Exit-Intent Popups are unique because they only appear when a visitor is about to leave your page. Since these visitors are already on their way out, showing them a popup can be beneficial.
According to our Houston SEO service experts, Exit-Intent Popups can have a slight positive effect on reducing bounce rates. Here’s how it works: Imagine that a significant number of your visitors say 50%, typically bounce from your page. Now, you decide to implement an Exit-Intent Popup, and approximately 10% of the people who see the popup enter their email and convert.
The impact is clear: This simple approach effectively reduces the page’s bounce rate, bringing it down significantly. Additionally, you’ll also grow your email subscriber list as an added bonus.
Prioritize Mobile Friendliness
Mobile users often have even less patience than desktop users. Therefore, it’s crucial to ensure that your website is responsive and provides a seamless user experience on mobile devices.
Here’s how you can evaluate your site’s mobile compatibility:
- Open your website
- Right-click on the page and select ‘Inspect.’
- In the top left corner of the window, you’ll see two icons. Click on the icon that represents various mobile device sizes.
- The screen will switch to display how your website appears on a mobile device.
- Use the dropdown menu at the top of the device toolbar to preview your site on different devices.
In addition to these steps, our SEO services in Houston alsorecommend thorough testing on various mobile devices to ensure that all links and buttons function correctly.”
Transform Your Bounce Rate with YellowFin Digital – Premier Houston SEO Services
The strategies outlined above can go a long way in helping you bring down your bounce rate.
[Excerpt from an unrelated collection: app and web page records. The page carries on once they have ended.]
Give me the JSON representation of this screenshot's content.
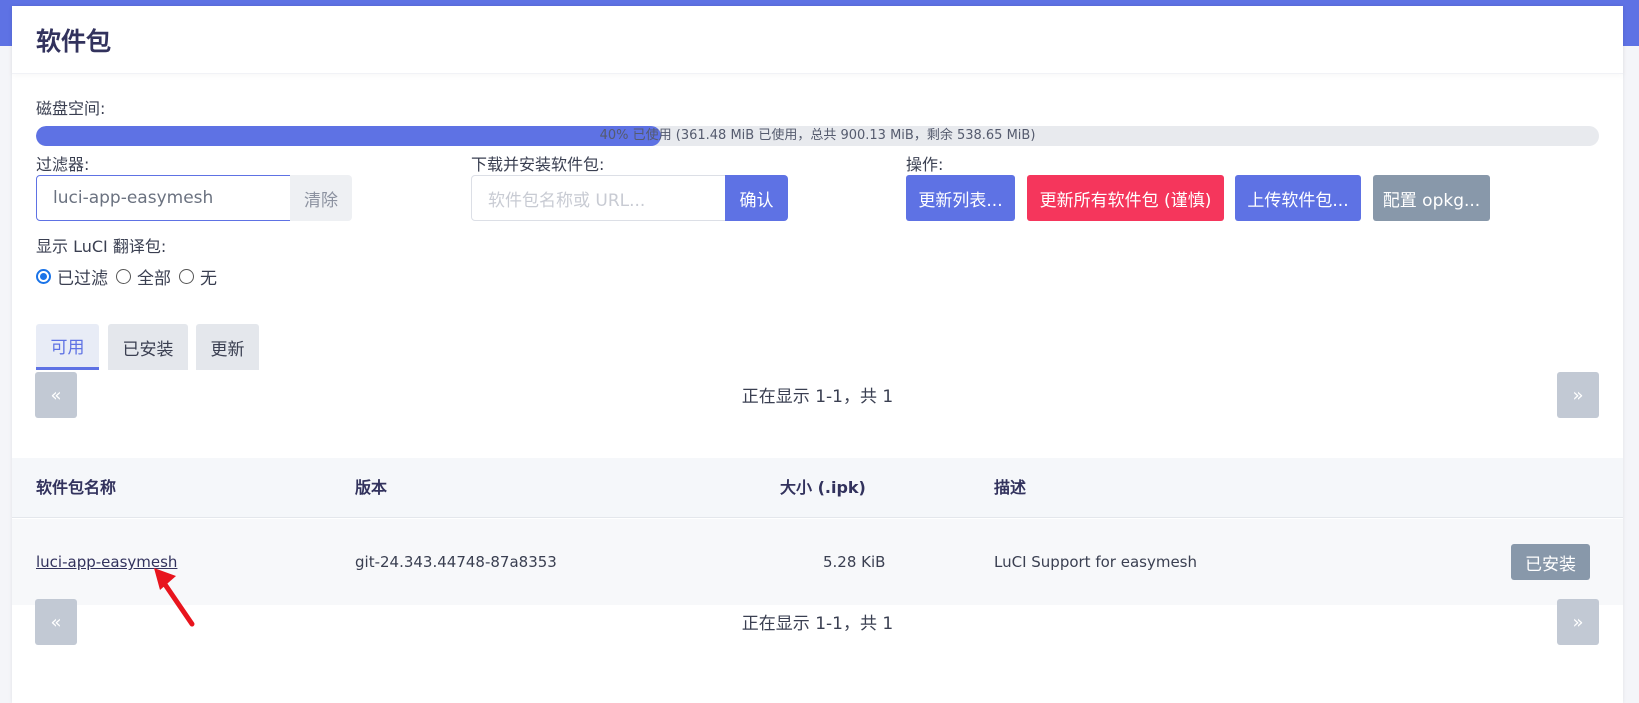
{
  "colors": {
    "accent": "#5e72e4",
    "danger": "#f5365c",
    "gray": "#8898aa",
    "red_arrow": "#e8141d"
  },
  "page": {
    "title": "软件包"
  },
  "disk": {
    "label": "磁盘空间:",
    "used_fraction": 0.4,
    "text": "40% 已使用 (361.48 MiB 已使用，总共 900.13 MiB，剩余 538.65 MiB)"
  },
  "filter": {
    "label": "过滤器:",
    "value": "luci-app-easymesh",
    "clear_label": "清除"
  },
  "download": {
    "label": "下载并安装软件包:",
    "placeholder": "软件包名称或 URL...",
    "confirm_label": "确认"
  },
  "actions": {
    "label": "操作:",
    "update_lists": "更新列表...",
    "upgrade_all": "更新所有软件包 (谨慎)",
    "upload": "上传软件包...",
    "configure": "配置 opkg..."
  },
  "translations": {
    "label": "显示 LuCI 翻译包:",
    "options": [
      "已过滤",
      "全部",
      "无"
    ],
    "selected": "已过滤"
  },
  "tabs": [
    "可用",
    "已安装",
    "更新"
  ],
  "active_tab": "可用",
  "pager": {
    "prev": "«",
    "next": "»",
    "text": "正在显示 1-1，共 1"
  },
  "table": {
    "headers": [
      "软件包名称",
      "版本",
      "大小 (.ipk)",
      "描述"
    ],
    "rows": [
      {
        "name": "luci-app-easymesh",
        "version": "git-24.343.44748-87a8353",
        "size": "5.28 KiB",
        "description": "LuCI Support for easymesh",
        "action": "已安装"
      }
    ]
  }
}
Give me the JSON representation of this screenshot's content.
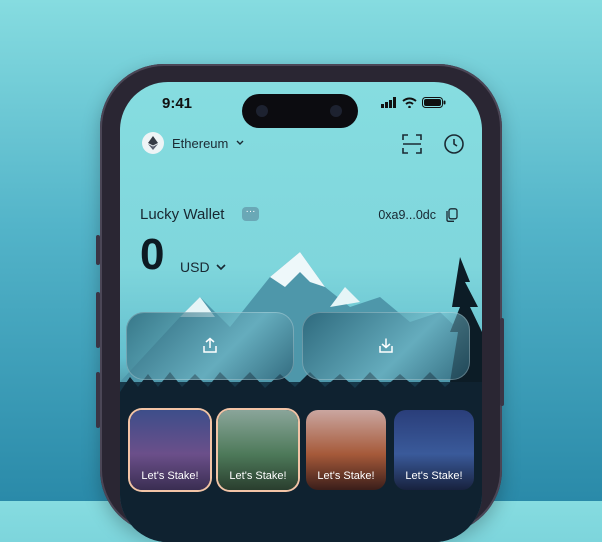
{
  "status_bar": {
    "time": "9:41"
  },
  "network": {
    "label": "Ethereum",
    "icon": "ethereum-icon"
  },
  "header_icons": [
    "scan-icon",
    "history-icon"
  ],
  "wallet": {
    "name": "Lucky Wallet",
    "address": "0xa9...0dc",
    "balance": "0",
    "currency": "USD"
  },
  "actions": [
    {
      "icon": "send-icon"
    },
    {
      "icon": "receive-icon"
    }
  ],
  "cards": [
    {
      "label": "Let's Stake!",
      "selected": true
    },
    {
      "label": "Let's Stake!",
      "selected": true
    },
    {
      "label": "Let's Stake!",
      "selected": false
    },
    {
      "label": "Let's Stake!",
      "selected": false
    }
  ],
  "colors": {
    "background": "#53b4c9",
    "phone_frame": "#2a2633",
    "card_border": "#f2c4a6"
  }
}
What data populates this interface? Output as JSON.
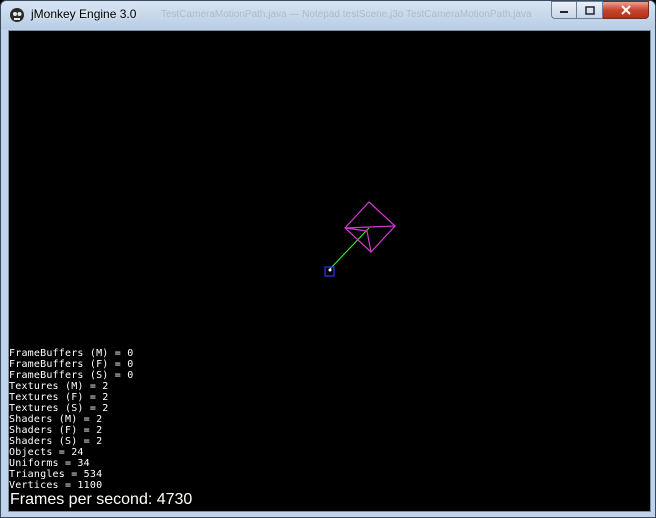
{
  "window": {
    "title": "jMonkey Engine 3.0",
    "background_tabs": "TestCameraMotionPath.java — Notepad   testScene.j3o   TestCameraMotionPath.java"
  },
  "colors": {
    "viewport_bg": "#000000",
    "cone_outline": "#d13ad1",
    "path_line": "#33ff33",
    "cube_marker": "#3333ff",
    "overlay_text": "#ffffff"
  },
  "stats": [
    "FrameBuffers (M) = 0",
    "FrameBuffers (F) = 0",
    "FrameBuffers (S) = 0",
    "Textures (M) = 2",
    "Textures (F) = 2",
    "Textures (S) = 2",
    "Shaders (M) = 2",
    "Shaders (F) = 2",
    "Shaders (S) = 2",
    "Objects = 24",
    "Uniforms = 34",
    "Triangles = 534",
    "Vertices = 1100"
  ],
  "fps_label": "Frames per second: 4730"
}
Yet, an important question often lingers: does bounce rate hold any sway over your website’s ranking? Although it may not be a direct ranking factor considered by Google, it’s crucial to grasp its potential indirect repercussions on your ranking.
For a comprehensive solution that evaluates your current website content, crafting a tailored strategy, and effectively reducing your bounce rate, look no further than YellowFin Digital, the best SEO company in Houston.
With a wealth of experience optimizing websites and driving impressive conversion rates, entrust us to navigate your website toward success. Your website’s future is in the hands of experts who understand the intricacies of digital performance and user engagement.